• **What to work on**
An exact copy of all the entries is needed, with no images in it.

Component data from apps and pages
----------------------------------------

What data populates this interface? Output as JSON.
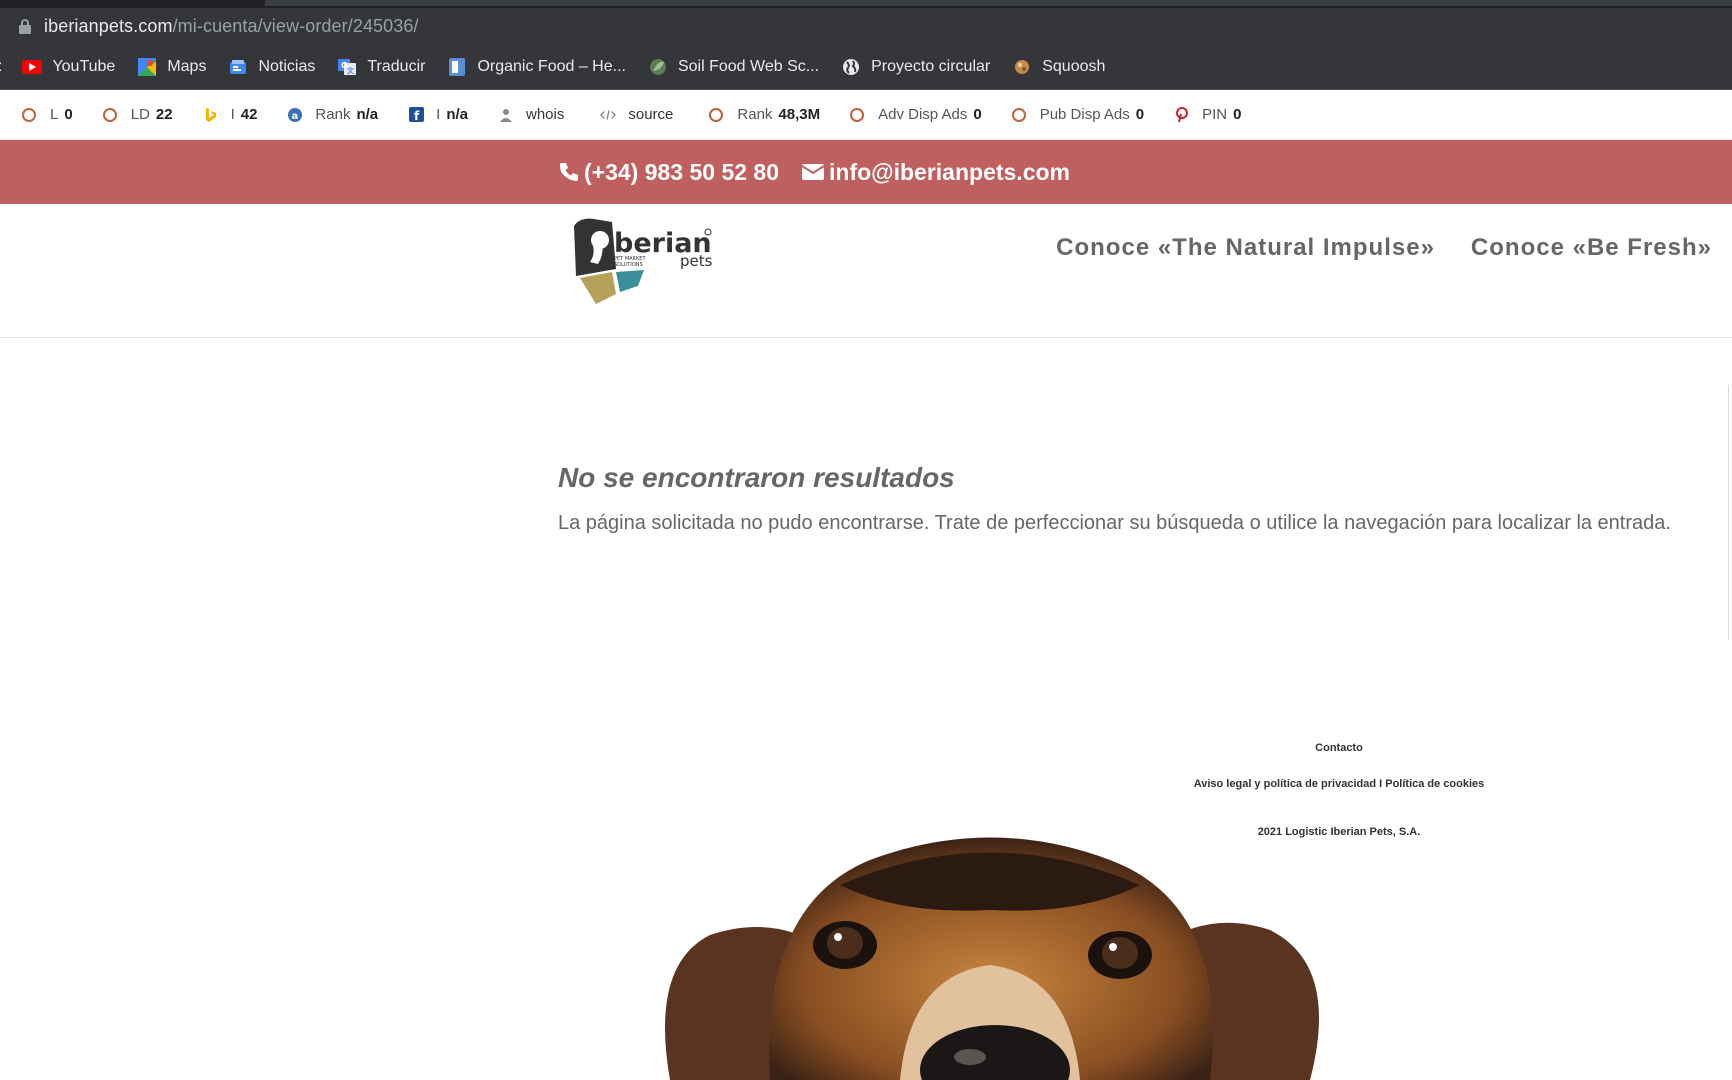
{
  "browser": {
    "url_host": "iberianpets.com",
    "url_path": "/mi-cuenta/view-order/245036/"
  },
  "bookmarks": [
    {
      "label": "YouTube",
      "icon": "youtube-icon",
      "color": "#ff0000"
    },
    {
      "label": "Maps",
      "icon": "maps-icon",
      "color": "#34a853"
    },
    {
      "label": "Noticias",
      "icon": "news-icon",
      "color": "#4285f4"
    },
    {
      "label": "Traducir",
      "icon": "translate-icon",
      "color": "#4285f4"
    },
    {
      "label": "Organic Food – He...",
      "icon": "bookmark-page-icon",
      "color": "#5a8fd6"
    },
    {
      "label": "Soil Food Web Sc...",
      "icon": "leaf-icon",
      "color": "#7a9a6a"
    },
    {
      "label": "Proyecto circular",
      "icon": "globe-icon",
      "color": "#e8eaed"
    },
    {
      "label": "Squoosh",
      "icon": "squoosh-icon",
      "color": "#c98a4b"
    }
  ],
  "seo_toolbar": [
    {
      "label": "L",
      "value": "0",
      "icon": "ring-icon"
    },
    {
      "label": "LD",
      "value": "22",
      "icon": "ring-icon"
    },
    {
      "label": "I",
      "value": "42",
      "icon": "bing-icon"
    },
    {
      "label": "Rank",
      "value": "n/a",
      "icon": "alexa-icon"
    },
    {
      "label": "I",
      "value": "n/a",
      "icon": "facebook-icon"
    },
    {
      "label": "whois",
      "value": "",
      "icon": "user-icon"
    },
    {
      "label": "source",
      "value": "",
      "icon": "code-icon"
    },
    {
      "label": "Rank",
      "value": "48,3M",
      "icon": "ring-icon"
    },
    {
      "label": "Adv Disp Ads",
      "value": "0",
      "icon": "ring-icon"
    },
    {
      "label": "Pub Disp Ads",
      "value": "0",
      "icon": "ring-icon"
    },
    {
      "label": "PIN",
      "value": "0",
      "icon": "pinterest-icon"
    }
  ],
  "contact": {
    "phone": "(+34) 983 50 52 80",
    "email": "info@iberianpets.com"
  },
  "nav": {
    "item1": "Conoce «The Natural Impulse»",
    "item2": "Conoce «Be Fresh»"
  },
  "main": {
    "title": "No se encontraron resultados",
    "text": "La página solicitada no pudo encontrarse. Trate de perfeccionar su búsqueda o utilice la navegación para localizar la entrada."
  },
  "footer": {
    "contact": "Contacto",
    "legal": "Aviso legal y política de privacidad I Política de cookies",
    "copyright": "2021 Logistic Iberian Pets, S.A."
  },
  "colors": {
    "contact_bar": "#c05f5f",
    "nav_text": "#666666"
  }
}
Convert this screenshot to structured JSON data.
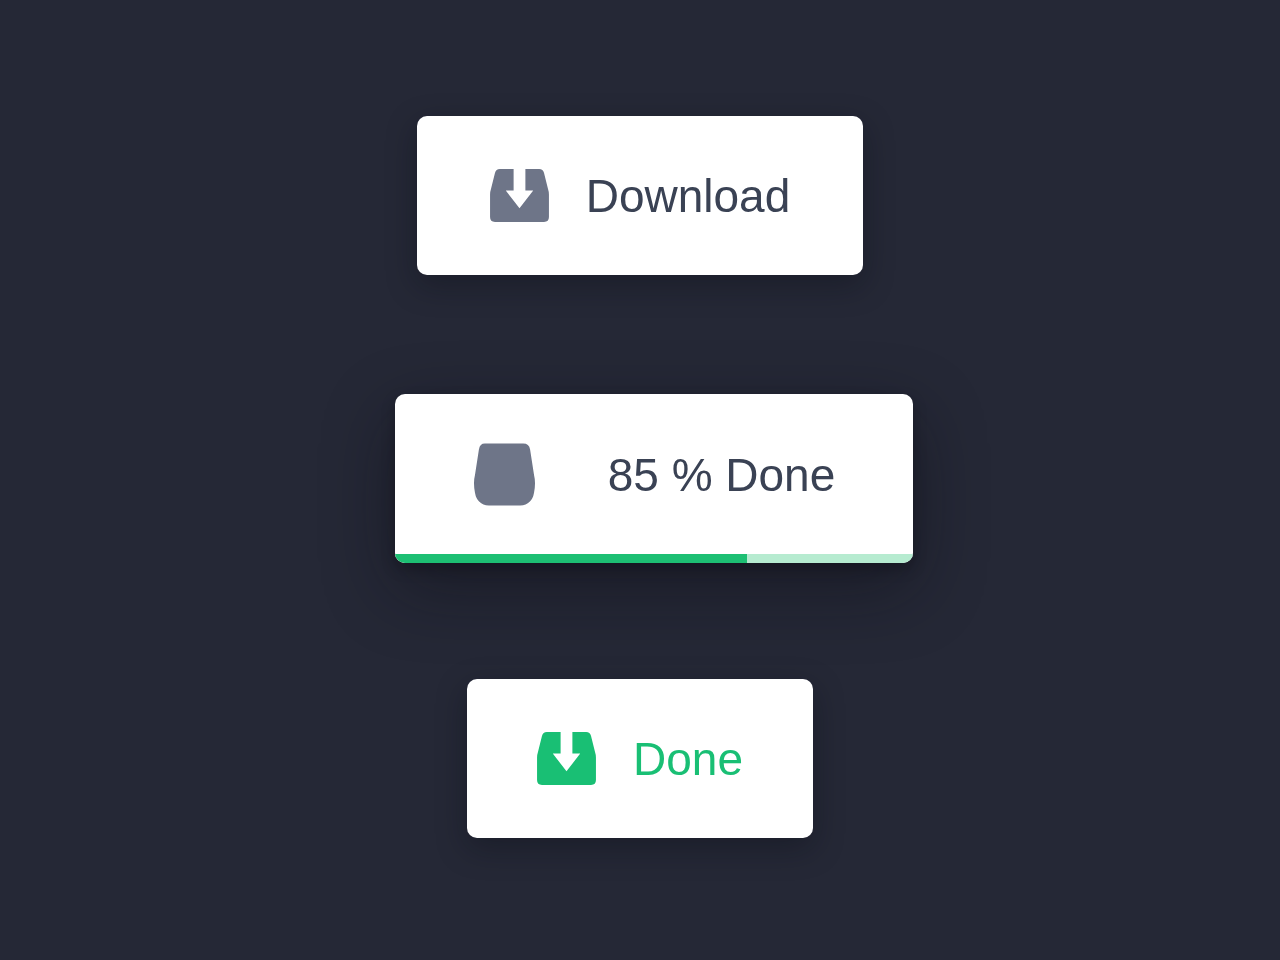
{
  "buttons": [
    {
      "kind": "idle",
      "label": "Download"
    },
    {
      "kind": "progress",
      "label": "85 % Done",
      "level": 0.68
    },
    {
      "kind": "complete",
      "label": "Done"
    }
  ]
}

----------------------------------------

• **Exercise output**
What data populates this interface? Output as JSON.
{
  "browser": {
    "url_host": "iberianpets.com",
    "url_path": "/mi-cuenta/view-order/245036/"
  },
  "bookmarks": [
    {
      "label": "YouTube",
      "icon": "youtube-icon",
      "color": "#ff0000"
    },
    {
      "label": "Maps",
      "icon": "maps-icon",
      "color": "#34a853"
    },
    {
      "label": "Noticias",
      "icon": "news-icon",
      "color": "#4285f4"
    },
    {
      "label": "Traducir",
      "icon": "translate-icon",
      "color": "#4285f4"
    },
    {
      "label": "Organic Food – He...",
      "icon": "bookmark-page-icon",
      "color": "#5a8fd6"
    },
    {
      "label": "Soil Food Web Sc...",
      "icon": "leaf-icon",
      "color": "#7a9a6a"
    },
    {
      "label": "Proyecto circular",
      "icon": "globe-icon",
      "color": "#e8eaed"
    },
    {
      "label": "Squoosh",
      "icon": "squoosh-icon",
      "color": "#c98a4b"
    }
  ],
  "seo_toolbar": [
    {
      "label": "L",
      "value": "0",
      "icon": "ring-icon"
    },
    {
      "label": "LD",
      "value": "22",
      "icon": "ring-icon"
    },
    {
      "label": "I",
      "value": "42",
      "icon": "bing-icon"
    },
    {
      "label": "Rank",
      "value": "n/a",
      "icon": "alexa-icon"
    },
    {
      "label": "I",
      "value": "n/a",
      "icon": "facebook-icon"
    },
    {
      "label": "whois",
      "value": "",
      "icon": "user-icon"
    },
    {
      "label": "source",
      "value": "",
      "icon": "code-icon"
    },
    {
      "label": "Rank",
      "value": "48,3M",
      "icon": "ring-icon"
    },
    {
      "label": "Adv Disp Ads",
      "value": "0",
      "icon": "ring-icon"
    },
    {
      "label": "Pub Disp Ads",
      "value": "0",
      "icon": "ring-icon"
    },
    {
      "label": "PIN",
      "value": "0",
      "icon": "pinterest-icon"
    }
  ],
  "contact": {
    "phone": "(+34) 983 50 52 80",
    "email": "info@iberianpets.com"
  },
  "nav": {
    "item1": "Conoce «The Natural Impulse»",
    "item2": "Conoce «Be Fresh»"
  },
  "main": {
    "title": "No se encontraron resultados",
    "text": "La página solicitada no pudo encontrarse. Trate de perfeccionar su búsqueda o utilice la navegación para localizar la entrada."
  },
  "footer": {
    "contact": "Contacto",
    "legal": "Aviso legal y política de privacidad I Política de cookies",
    "copyright": "2021 Logistic Iberian Pets, S.A."
  },
  "colors": {
    "contact_bar": "#c05f5f",
    "nav_text": "#666666"
  }
}
Convert this screenshot to structured JSON data.
{
  "buttons": [
    {
      "kind": "idle",
      "label": "Download"
    },
    {
      "kind": "progress",
      "label": "85 % Done",
      "level": 0.68
    },
    {
      "kind": "complete",
      "label": "Done"
    }
  ]
}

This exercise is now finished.